Across the four years these students attend class at BHS, their viewpoints change as they grow intellectually, physically, and socially. We’re going to take a trip across time, starting at the beginning: Freshmen.
Walking through the double doors into BHS for the first time is an experience we can all remember. According to Autumn Jeska, though, this wasn’t the most exciting part. “My first year here has been peachy. There’s lots of stress because of school stuff and drama, but it’s been fun. The classes were easier than I thought they would be. I also think it’s fair that the seniors get to leave school early for their senior privileges, as well as coming to school late on the days that we test. I mean, what’s the point of coming to school when there’s no class?” Not all freshmen agree with letting the seniors leave early. Kirsten Dolman, another freshmen, thinks the exact opposite. “It’s not fair! I want to come to school late and leave early. Just because they’re older doesn’t mean they’re better!”
Fast Forward 1 year. A year to mature, to learn, and to have fun. Sophomores, having survived the gauntlet of freshmen year, were more than willing to voice their opinion on being a sophomore. One such student, Charlie Ball, didn’t even notice the difference. “Not much has changed between freshmen and sophomore year. The classes aren’t really any harder, the work almost seems easier, and the stressful atmosphere is still there.” The underclassmen are an opinionated bunch, but what of the upperclassmen?
Take another leap into the future. In a year’s time, those sophomores have grown into budding juniors, just a step away from the top of the food chain. Consulars starting pushing these students into looking over their plans after high school. Kat Lacroix, one of the many busy juniors, has taken a new perspective on school. “It took me 3 years to realize that I just don’t care anymore. All the drama just isn’t worth caring about anymore. I have my small group of friends, and they’re all I need.” For others, like Kyle Syverson, it’s not so easy. “It took me 2 years to find kind of people, and I had to start the group for it to exist. Now that I have my friends, I hope it’s smooth sailing from here on out.”

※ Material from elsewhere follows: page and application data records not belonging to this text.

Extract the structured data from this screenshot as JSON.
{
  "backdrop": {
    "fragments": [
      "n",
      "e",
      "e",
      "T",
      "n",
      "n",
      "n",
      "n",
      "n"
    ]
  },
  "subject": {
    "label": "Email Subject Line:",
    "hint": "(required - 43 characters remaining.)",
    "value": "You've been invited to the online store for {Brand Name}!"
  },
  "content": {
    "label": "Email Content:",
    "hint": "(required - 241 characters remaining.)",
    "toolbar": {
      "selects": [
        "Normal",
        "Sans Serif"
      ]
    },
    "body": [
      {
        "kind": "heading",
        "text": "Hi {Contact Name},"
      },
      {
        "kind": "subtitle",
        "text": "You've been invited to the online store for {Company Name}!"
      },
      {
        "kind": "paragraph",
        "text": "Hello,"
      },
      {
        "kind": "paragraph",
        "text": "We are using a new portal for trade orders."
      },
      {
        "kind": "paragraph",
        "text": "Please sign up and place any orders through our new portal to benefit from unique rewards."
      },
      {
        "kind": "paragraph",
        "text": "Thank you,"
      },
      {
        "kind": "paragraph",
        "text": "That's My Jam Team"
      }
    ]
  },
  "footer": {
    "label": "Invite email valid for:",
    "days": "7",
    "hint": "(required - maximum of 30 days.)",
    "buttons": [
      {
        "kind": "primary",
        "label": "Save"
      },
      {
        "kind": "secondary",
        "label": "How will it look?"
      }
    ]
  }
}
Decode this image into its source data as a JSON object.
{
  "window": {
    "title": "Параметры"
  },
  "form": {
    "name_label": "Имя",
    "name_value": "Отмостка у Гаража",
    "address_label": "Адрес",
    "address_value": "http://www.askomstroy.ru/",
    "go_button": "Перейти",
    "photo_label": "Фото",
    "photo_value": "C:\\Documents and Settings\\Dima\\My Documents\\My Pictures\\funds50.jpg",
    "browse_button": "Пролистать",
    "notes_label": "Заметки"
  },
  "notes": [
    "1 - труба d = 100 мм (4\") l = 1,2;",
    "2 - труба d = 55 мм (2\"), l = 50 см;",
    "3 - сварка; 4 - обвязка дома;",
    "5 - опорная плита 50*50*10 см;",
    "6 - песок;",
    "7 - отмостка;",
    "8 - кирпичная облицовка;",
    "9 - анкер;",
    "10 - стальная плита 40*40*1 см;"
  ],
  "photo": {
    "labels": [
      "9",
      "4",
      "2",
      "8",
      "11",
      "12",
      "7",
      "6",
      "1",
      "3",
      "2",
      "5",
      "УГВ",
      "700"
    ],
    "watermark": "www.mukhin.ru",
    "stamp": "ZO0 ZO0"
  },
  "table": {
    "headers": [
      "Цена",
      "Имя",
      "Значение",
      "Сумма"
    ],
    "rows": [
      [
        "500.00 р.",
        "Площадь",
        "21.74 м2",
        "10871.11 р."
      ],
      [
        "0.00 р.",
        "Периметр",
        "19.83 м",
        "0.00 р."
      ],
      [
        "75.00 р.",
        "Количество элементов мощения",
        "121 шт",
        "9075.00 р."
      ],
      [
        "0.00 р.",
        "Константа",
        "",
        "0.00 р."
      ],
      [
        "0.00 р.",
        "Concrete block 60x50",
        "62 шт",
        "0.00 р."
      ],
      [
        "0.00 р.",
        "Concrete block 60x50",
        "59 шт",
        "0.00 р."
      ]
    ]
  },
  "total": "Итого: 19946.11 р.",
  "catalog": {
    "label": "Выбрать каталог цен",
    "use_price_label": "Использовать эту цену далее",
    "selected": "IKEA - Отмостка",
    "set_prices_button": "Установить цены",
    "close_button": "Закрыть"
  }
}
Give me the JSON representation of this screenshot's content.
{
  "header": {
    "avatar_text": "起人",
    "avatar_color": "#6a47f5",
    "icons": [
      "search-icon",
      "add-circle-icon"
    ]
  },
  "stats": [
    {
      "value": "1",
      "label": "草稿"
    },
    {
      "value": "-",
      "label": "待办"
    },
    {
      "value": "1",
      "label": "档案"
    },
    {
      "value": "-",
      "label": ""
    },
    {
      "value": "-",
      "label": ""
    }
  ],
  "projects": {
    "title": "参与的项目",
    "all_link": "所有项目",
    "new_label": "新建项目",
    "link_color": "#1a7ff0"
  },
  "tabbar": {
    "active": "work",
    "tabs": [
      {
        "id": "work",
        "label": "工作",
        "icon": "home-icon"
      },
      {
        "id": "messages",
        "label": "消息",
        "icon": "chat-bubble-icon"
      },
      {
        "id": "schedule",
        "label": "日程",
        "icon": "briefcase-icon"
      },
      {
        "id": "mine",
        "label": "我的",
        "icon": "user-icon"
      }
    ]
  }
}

And finally, we’ve come to the last stop on out trip through the life of a High school student. Seniors have spent all 4 years in high school perfecting their craft, whether it be scholastic based or something entirely different. Most, if not all, of the seniors know what they’re doing after high school by now, seeing as there’s less than a quarter of high school left for them.
Homecoming King Michael Patchen had quite a bit to say on his experience in high school. “When I came here, I thought high school was going to be like it is in the movies. Jocks pick on nerds, goth kids are exiled, and preppy cheerleaders are the best looking, most popular girls in school. I’ve realized now that this isn’t the case. Well, the jocks are cocky, but that comes with the title, but the cheerleaders aren’t preppy, and the “goths” (if you can even call them that) we have here at BHS are some of the most outgoing people I know. For instance, last year I knew Alex Johnson, a prime example. I remember being pissed as shit as a freshmen when I heard of senior privileges, but now that I’m here, I like it. Being able to leave early is awesome.”
High school is a huge part of life. Experiencing it all is almost impossible, and for some, just handling the basics is difficult, but we all end up prepared for life once we leave. That’s what BHS is all about.